Scope Down And Break Down Your New Year’s Resolutions
With the increasing complexity of modern applications and services, many of us software engineers have gotten used to two essential rituals before any project starts: scoping down and breaking down. Why not apply them to our New Year’s resolutions?
Isn’t it March already?
Precisely! And where are you at with the goals set at the beginning of the year? We’ve (or at least I have) all done this: Spent hours creating the perfect plan for the year and feeling pumped. “I’m going to get fit, learn how to play piano. Oh! Oh! Might as well throw in reading 10 books to the list”, you told yourself. However, after a few weeks of making little progress, you began to feel disheartened. Then maybe an unexpected project suddenly popped up with a closing deadline, you started to work a little overtime until one day, you woke up just in time for another round of resolutions. Sounds familiar?
What’s wrong with me?
Not sure how many of you are in the same boat but whenever I missed a goal, quite often I felt disappointed in myself and tried to root cause why.
At first, I thought it’s simple: I didn’t spend enough time working on the goals. “Maybe being a weekend warrior is not enough, I need to spare some time for them during weekdays as well”, I told myself. So I adjusted my sleeping habit, tried to get up a little earlier for my goals and even created a 7-day schedule so that I would wake up knowing which area I would focus on for a given weekday. Sadly, I later realized that this was still not enough to keep me motivated and I began to wonder: “Maybe it’s my lack of willpower? Otherwise, why do I always feel like procrastinating, even for those topics I’m interested in?” As a mature human being, it’s reasonable for me to take the responsibility for my own failures, right? Actually, not 100% true.
It’s the goals!
Of course we should take some responsibilities when failing to meet a goal. However, “what are the goals“ is an equally fundamental and even more thought-provoking question.
Studies have shown that willpower might be a limited resource and after resisting repeated temptations, your willpower get fatigued from overuse.
a growing body of research shows that resisting repeated temptations takes a mental toll. Some experts liken willpower to a muscle that can get fatigued from overuse.
When a goal is complex, ambiguous and daunting, such as becoming a songwriter, our natural reaction is to procrastinate because our brains don’t even know where and how to start, not to mention accomplishing it.
This is where scoping and breaking down our goals come in.
An interesting observation I have as a software engineer is: humans tend to underestimate the complexity and the amount of effort that goes into almost any endeavor. Consider double your initial estimate or in other words, scope down your goal by half. Same principal applies to our New Year’s resolutions. For example, if your initial plan is to read 10 books this year, then reduce it to 5. Having a scoped-down goal and gradually making progress toward it is much more effective than setting an ambitious, unattainable target and end up giving up.

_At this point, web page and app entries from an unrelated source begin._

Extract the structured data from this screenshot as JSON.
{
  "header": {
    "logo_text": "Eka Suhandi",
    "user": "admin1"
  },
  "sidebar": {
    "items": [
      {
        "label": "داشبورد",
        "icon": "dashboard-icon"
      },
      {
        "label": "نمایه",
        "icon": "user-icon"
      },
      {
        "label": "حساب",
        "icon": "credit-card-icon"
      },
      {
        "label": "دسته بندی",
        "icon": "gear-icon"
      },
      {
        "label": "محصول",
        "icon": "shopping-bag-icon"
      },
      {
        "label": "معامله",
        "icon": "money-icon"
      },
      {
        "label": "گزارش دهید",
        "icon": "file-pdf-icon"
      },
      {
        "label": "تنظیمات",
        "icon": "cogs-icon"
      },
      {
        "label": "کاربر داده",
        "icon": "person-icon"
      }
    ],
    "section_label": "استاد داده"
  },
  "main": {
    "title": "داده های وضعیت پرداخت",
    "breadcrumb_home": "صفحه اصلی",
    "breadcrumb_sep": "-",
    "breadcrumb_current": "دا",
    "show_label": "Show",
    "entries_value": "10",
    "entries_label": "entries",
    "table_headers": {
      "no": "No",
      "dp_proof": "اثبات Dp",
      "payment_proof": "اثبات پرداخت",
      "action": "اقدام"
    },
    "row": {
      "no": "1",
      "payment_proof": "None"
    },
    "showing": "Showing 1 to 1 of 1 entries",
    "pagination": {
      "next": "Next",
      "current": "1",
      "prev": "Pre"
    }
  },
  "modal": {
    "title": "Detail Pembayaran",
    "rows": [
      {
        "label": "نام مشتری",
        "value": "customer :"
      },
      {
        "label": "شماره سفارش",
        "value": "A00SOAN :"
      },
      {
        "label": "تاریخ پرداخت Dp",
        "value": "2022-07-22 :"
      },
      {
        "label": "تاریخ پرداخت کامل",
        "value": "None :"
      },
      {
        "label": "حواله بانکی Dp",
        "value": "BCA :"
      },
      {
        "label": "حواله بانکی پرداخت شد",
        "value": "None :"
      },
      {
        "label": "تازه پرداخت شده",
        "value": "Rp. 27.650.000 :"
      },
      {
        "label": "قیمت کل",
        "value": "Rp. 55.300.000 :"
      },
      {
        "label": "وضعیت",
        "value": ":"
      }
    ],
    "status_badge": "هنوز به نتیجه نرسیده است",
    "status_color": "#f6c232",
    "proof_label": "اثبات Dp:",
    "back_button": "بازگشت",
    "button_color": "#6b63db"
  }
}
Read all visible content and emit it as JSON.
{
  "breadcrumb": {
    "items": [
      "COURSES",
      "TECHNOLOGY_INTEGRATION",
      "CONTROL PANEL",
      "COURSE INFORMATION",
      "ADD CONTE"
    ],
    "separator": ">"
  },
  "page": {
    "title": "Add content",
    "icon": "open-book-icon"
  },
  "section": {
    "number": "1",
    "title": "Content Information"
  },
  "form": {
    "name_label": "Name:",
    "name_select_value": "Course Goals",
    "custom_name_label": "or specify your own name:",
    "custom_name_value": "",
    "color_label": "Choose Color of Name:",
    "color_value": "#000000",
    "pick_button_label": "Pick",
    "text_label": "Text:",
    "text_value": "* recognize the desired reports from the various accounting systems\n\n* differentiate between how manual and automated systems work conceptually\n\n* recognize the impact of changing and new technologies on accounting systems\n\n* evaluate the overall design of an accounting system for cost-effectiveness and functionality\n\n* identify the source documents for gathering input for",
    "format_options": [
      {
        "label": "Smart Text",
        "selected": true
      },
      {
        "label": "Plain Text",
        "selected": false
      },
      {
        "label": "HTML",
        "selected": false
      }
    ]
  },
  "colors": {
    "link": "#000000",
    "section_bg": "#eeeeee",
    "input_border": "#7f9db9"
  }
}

The idea is simple: Break down a complex or difficult goal into tasks such that each does not require too much willpower execute. For example, to complete a cover song, it may require at least the following phases:
- Lay down the rhythms
- Record the melody
- Record vocals
- Mix them to produce the final result
We can further decompose them to make it even more approachable, such as breaking down “record vocals” into “record the verse”, “record the bridge”, “record the chorus”, “record the second verse”. Once the goal has been broken down into enough tasks with appropriate granularity, you’ll usually have a fairly good grasp on how long each task will take and feel good when you check off one, knowing that you are one step closer to the finish line.
This is such a simple and productive principal I’ve been using everyday at work so I was actually really surprised to realize that I hadn’t been apply it in other aspects of my life until reading the book, slash written by Susan Kuang.
Success is not black and white
Don’t get discouraged if you miss some of your New Year’s resolutions, that’s natural. The important thing is: You’ve made progress! Getting started and maintain that momentum is way more doable, effective and rewarding than trying to be “perfect” on your goals.
Lastly, don’t try to work on all your goals at the same time. I’ve been there and most likely the attempt will fail because you will end up making so little progress in a few areas but none of them gives you enough incentive to continue.